Data records for software interfaces:
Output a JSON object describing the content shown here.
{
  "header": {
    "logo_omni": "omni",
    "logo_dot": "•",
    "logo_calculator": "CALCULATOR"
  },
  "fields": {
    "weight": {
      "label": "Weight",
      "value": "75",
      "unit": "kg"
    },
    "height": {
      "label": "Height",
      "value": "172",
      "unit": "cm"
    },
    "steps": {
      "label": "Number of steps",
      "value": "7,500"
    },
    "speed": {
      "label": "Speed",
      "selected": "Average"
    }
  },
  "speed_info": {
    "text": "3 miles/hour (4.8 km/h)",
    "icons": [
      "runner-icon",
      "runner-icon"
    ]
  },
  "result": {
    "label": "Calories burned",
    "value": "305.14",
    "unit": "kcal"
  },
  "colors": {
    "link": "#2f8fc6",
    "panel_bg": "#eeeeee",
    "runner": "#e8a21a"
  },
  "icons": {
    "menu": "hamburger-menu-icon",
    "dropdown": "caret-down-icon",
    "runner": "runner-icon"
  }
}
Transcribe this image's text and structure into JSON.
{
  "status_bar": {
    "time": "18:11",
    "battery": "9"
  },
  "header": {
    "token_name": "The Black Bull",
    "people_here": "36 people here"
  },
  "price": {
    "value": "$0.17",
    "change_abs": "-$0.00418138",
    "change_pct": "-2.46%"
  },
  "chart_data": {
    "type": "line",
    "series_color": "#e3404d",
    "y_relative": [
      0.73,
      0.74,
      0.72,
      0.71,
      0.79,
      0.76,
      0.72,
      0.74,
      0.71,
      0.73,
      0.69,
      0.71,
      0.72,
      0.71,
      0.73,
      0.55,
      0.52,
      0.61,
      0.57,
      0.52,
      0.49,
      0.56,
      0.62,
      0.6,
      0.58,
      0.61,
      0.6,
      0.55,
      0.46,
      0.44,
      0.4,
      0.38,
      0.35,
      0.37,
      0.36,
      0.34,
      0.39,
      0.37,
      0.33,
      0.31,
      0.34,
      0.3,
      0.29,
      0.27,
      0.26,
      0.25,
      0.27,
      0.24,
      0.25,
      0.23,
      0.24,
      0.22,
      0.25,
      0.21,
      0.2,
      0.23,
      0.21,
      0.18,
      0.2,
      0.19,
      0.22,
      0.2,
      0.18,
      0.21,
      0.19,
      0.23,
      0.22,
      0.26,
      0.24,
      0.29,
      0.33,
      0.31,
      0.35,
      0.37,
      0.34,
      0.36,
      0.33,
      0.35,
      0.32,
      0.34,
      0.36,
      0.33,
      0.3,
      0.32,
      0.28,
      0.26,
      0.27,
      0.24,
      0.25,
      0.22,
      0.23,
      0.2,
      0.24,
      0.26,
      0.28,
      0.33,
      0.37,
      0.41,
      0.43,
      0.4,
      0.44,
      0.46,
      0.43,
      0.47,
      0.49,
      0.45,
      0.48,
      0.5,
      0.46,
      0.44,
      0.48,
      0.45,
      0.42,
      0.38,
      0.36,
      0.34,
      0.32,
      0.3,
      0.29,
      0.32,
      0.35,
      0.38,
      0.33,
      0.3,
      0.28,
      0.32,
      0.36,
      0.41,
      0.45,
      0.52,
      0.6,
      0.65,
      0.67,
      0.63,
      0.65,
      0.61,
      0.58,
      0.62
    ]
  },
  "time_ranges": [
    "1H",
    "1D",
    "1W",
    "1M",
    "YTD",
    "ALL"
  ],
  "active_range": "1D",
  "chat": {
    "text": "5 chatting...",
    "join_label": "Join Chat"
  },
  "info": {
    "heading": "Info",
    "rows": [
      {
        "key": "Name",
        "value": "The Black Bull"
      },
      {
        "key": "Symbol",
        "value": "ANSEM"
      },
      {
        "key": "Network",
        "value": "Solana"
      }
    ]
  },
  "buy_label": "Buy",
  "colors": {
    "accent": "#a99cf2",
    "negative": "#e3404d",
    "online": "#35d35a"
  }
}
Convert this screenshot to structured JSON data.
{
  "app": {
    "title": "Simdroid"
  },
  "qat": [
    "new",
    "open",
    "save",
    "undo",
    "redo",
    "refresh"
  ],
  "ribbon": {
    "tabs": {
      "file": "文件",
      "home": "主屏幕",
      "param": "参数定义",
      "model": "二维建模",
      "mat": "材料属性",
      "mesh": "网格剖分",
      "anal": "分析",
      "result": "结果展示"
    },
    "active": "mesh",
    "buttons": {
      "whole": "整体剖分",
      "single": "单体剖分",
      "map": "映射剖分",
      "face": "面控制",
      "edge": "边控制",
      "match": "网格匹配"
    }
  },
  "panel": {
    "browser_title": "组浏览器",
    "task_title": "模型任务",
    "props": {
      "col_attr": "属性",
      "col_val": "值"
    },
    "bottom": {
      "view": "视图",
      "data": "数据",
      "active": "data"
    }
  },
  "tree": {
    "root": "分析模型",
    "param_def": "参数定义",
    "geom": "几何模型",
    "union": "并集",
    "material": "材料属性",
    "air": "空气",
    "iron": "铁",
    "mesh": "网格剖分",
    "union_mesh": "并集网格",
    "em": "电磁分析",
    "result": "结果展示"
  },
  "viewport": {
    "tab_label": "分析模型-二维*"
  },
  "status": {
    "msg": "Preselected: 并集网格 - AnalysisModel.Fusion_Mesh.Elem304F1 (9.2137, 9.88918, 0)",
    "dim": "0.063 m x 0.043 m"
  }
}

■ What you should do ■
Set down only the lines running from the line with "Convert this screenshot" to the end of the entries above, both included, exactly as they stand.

■ Answer for this exercise ■
Convert this screenshot to structured JSON data.
{
  "app": {
    "title": "Simdroid"
  },
  "qat": [
    "new",
    "open",
    "save",
    "undo",
    "redo",
    "refresh"
  ],
  "ribbon": {
    "tabs": {
      "file": "文件",
      "home": "主屏幕",
      "param": "参数定义",
      "model": "二维建模",
      "mat": "材料属性",
      "mesh": "网格剖分",
      "anal": "分析",
      "result": "结果展示"
    },
    "active": "mesh",
    "buttons": {
      "whole": "整体剖分",
      "single": "单体剖分",
      "map": "映射剖分",
      "face": "面控制",
      "edge": "边控制",
      "match": "网格匹配"
    }
  },
  "panel": {
    "browser_title": "组浏览器",
    "task_title": "模型任务",
    "props": {
      "col_attr": "属性",
      "col_val": "值"
    },
    "bottom": {
      "view": "视图",
      "data": "数据",
      "active": "data"
    }
  },
  "tree": {
    "root": "分析模型",
    "param_def": "参数定义",
    "geom": "几何模型",
    "union": "并集",
    "material": "材料属性",
    "air": "空气",
    "iron": "铁",
    "mesh": "网格剖分",
    "union_mesh": "并集网格",
    "em": "电磁分析",
    "result": "结果展示"
  },
  "viewport": {
    "tab_label": "分析模型-二维*"
  },
  "status": {
    "msg": "Preselected: 并集网格 - AnalysisModel.Fusion_Mesh.Elem304F1 (9.2137, 9.88918, 0)",
    "dim": "0.063 m x 0.043 m"
  }
}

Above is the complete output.